MERS-CoV (Middle East Respiratory Syndrome Coronavirus) is a viral respiratory illness first reported in Saudi Arabia in 2012. It is caused by a coronavirus called MERS-CoV. Most people who have been confirmed to have MERS-CoV infection developed severe acute respiratory illness. They had fever, cough, and shortness of breath. More than 30% of these people died.
So far, all the cases have been linked to seven countries in the Arabian Peninsula. This virus has spread from ill people to others through close contact, such as caring for or living with an infected person. However, there is no evidence of sustained spreading in community settings.
On May 2, 2014, the first U.S. case of MERS was confirmed in a traveler from Saudi Arabia to the U.S. (more)
People with pre-existing health conditions (comorbidities) or weakened immune systems may be more likely to become infected with, or have a severe case of, MERS.
MERS-CoV has been shown to spread between people who are in close contact. Transmission from infected patients to healthcare personnel has also been observed.
Healthcare professionals should evaluate for MERS-CoV infection based on CDC guidelines. (more)
Many people confirmed to have MERS-CoV infection have had severe acute respiratory illness.
Infected people have spread the virus to others through close contact, such as to people who were caring for or living with them. There is no definitive evidence of sustained spreading of MERS-CoV in the community.
The U.S. Centers for Disease Control and Prevention (CDC) advises Americans to help protect themselves from respiratory illnesses by washing hands often, avoiding close contact with people who are sick, avoid touching their eyes, nose and/or mouth with unwashed hands, and disinfecting frequently touched surfaces.
Travelers who are going to the area are advised to follow standard precautions, such as hand washing and avoiding contact with people who are ill. Before traveling to the Arabian Peninsula, also refer to the CDC's Travelers' Health guidance and recommendations.

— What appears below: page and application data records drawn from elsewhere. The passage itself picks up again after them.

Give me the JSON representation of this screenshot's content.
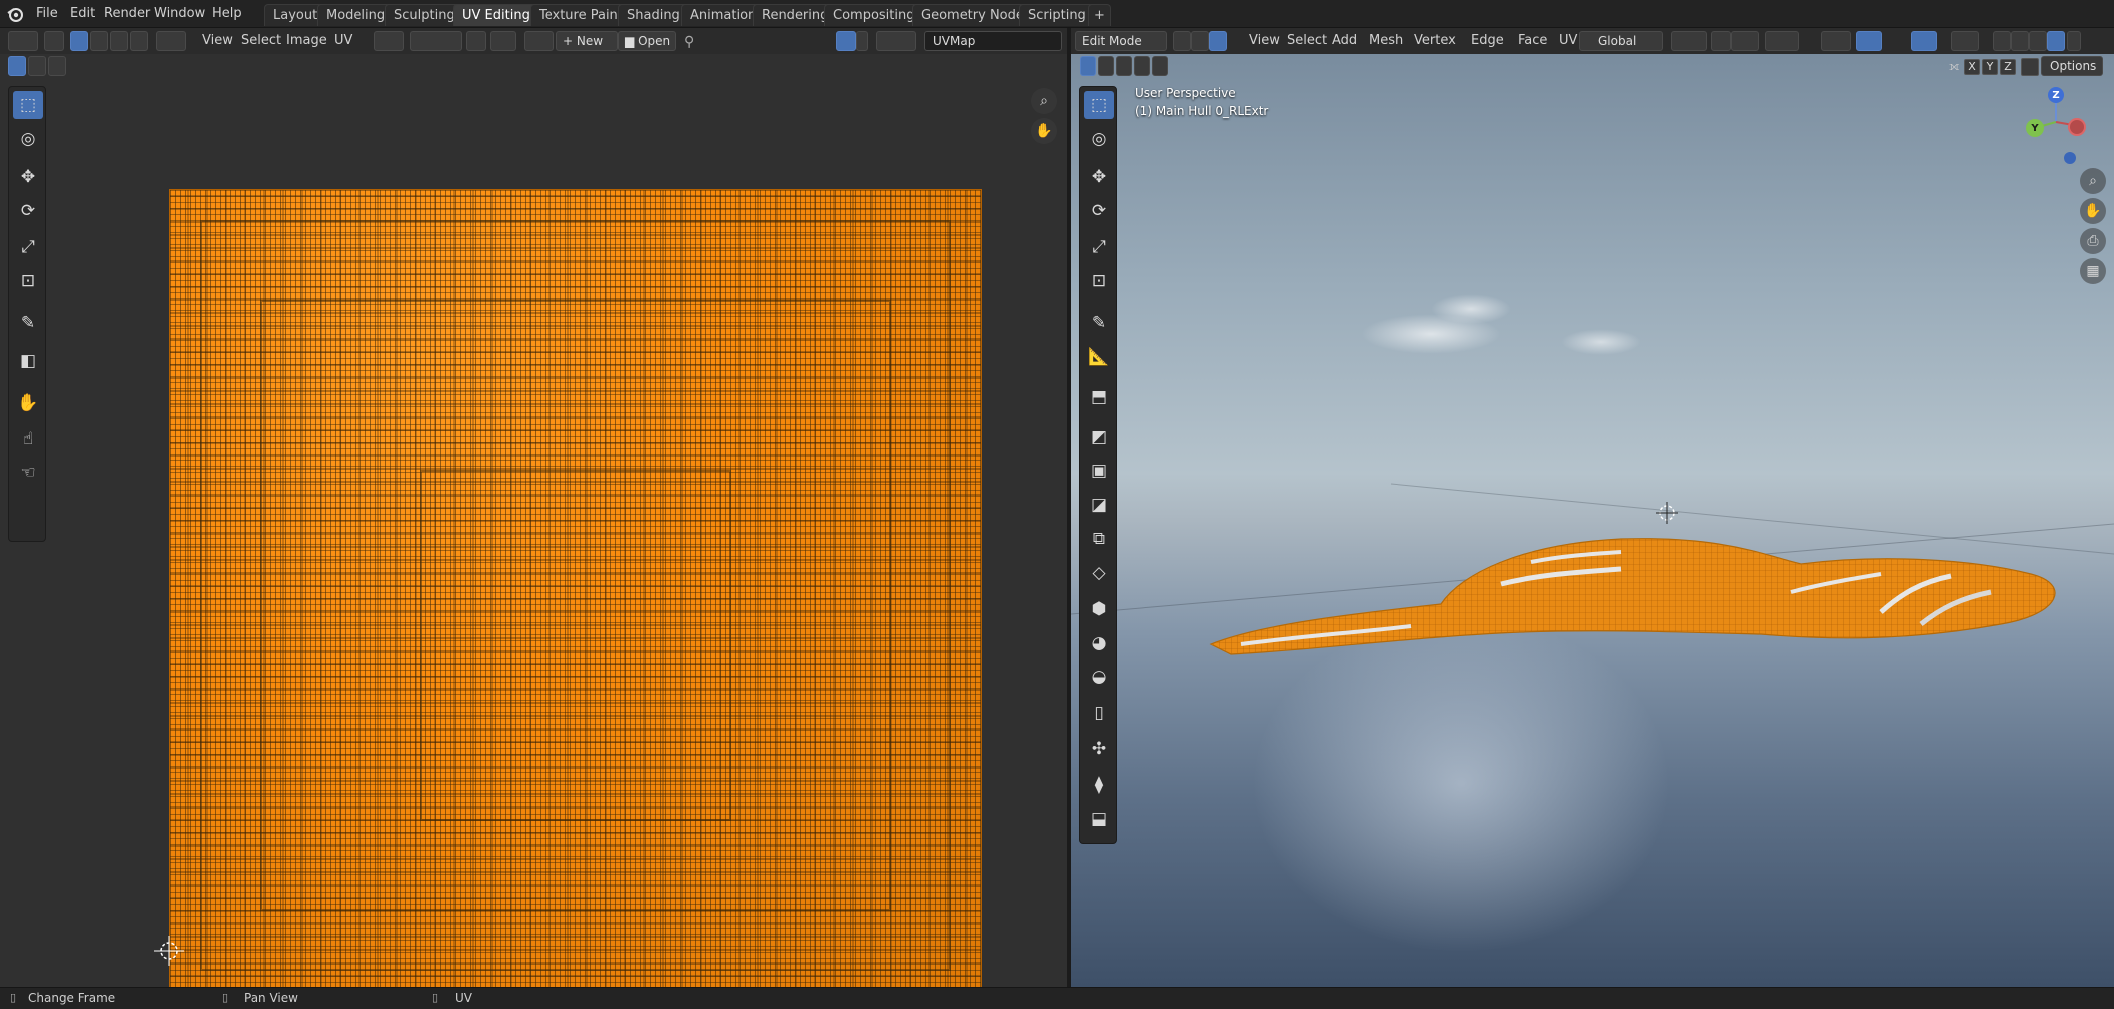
{
  "app_logo": "blender-logo",
  "menu": [
    "File",
    "Edit",
    "Render",
    "Window",
    "Help"
  ],
  "workspace_tabs": [
    "Layout",
    "Modeling",
    "Sculpting",
    "UV Editing",
    "Texture Paint",
    "Shading",
    "Animation",
    "Rendering",
    "Compositing",
    "Geometry Nodes",
    "Scripting"
  ],
  "active_workspace": "UV Editing",
  "add_tab_label": "+",
  "uv_editor": {
    "menus": [
      "View",
      "Select",
      "Image",
      "UV"
    ],
    "new_label": "New",
    "open_label": "Open",
    "uvmap_name": "UVMap"
  },
  "viewport": {
    "mode": "Edit Mode",
    "menus": [
      "View",
      "Select",
      "Add",
      "Mesh",
      "Vertex",
      "Edge",
      "Face",
      "UV"
    ],
    "transform_orientation": "Global",
    "options_label": "Options",
    "axis_buttons": [
      "X",
      "Y",
      "Z"
    ],
    "perspective_label": "User Perspective",
    "object_label": "(1) Main Hull 0_RLExtr",
    "gizmo_axes": [
      "Z",
      "Y"
    ]
  },
  "statusbar": {
    "items": [
      {
        "icon": "mouse-left-icon",
        "label": "Change Frame"
      },
      {
        "icon": "mouse-middle-icon",
        "label": "Pan View"
      },
      {
        "icon": "mouse-right-icon",
        "label": "UV"
      }
    ]
  },
  "colors": {
    "accent_blue": "#4772b3",
    "uv_orange": "#f58a10",
    "mesh_orange": "#e88a14"
  }
}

Federal, state, and local health officials are taking action to minimize the risk of spread of the virus. The Indiana hospital where the first U.S. case was diagnosed in May of 2014 is using full precautions to avoid exposure within the hospital and among healthcare professionals and other people interacting with the patient, as recommended by the CDC.
The Interim Guidance for Preventing MERS-CoV from Spreading in Homes and Communities provides guidance for anyone who gets evaluated for MERS-CoV infection after a possible exposure, as well as for all MERS-CoV patients' caregivers, household members, and close contacts for protecting themselves against exposure and infection.
In July 2013, the CDC posted checklists and resource lists for healthcare facilities and providers to assist with preparing to implement infection control precautions for MERS-CoV. As part of the prevention and control measures, officials are reaching out to close contacts to provide guidance about monitoring their health.
Lab tests (polymerase chain reaction or PCR) for MERS-CoV are available at state health departments, CDC, and some international labs. Otherwise, MERS-CoV tests are not routinely available. There are a limited number of commercial tests available, but these are not FDA-approved.
Anyone who develops fever and cough or shortness of breath within 14 day after traveling from countries in or near the Arabian Peninsula should see their doctor and let them know where they traveled. There is no specific antiviral treatment recommended for MERS-CoV infection; medical care can help relieve symptoms. For severe cases, current treatment includes care to support vital organ functions.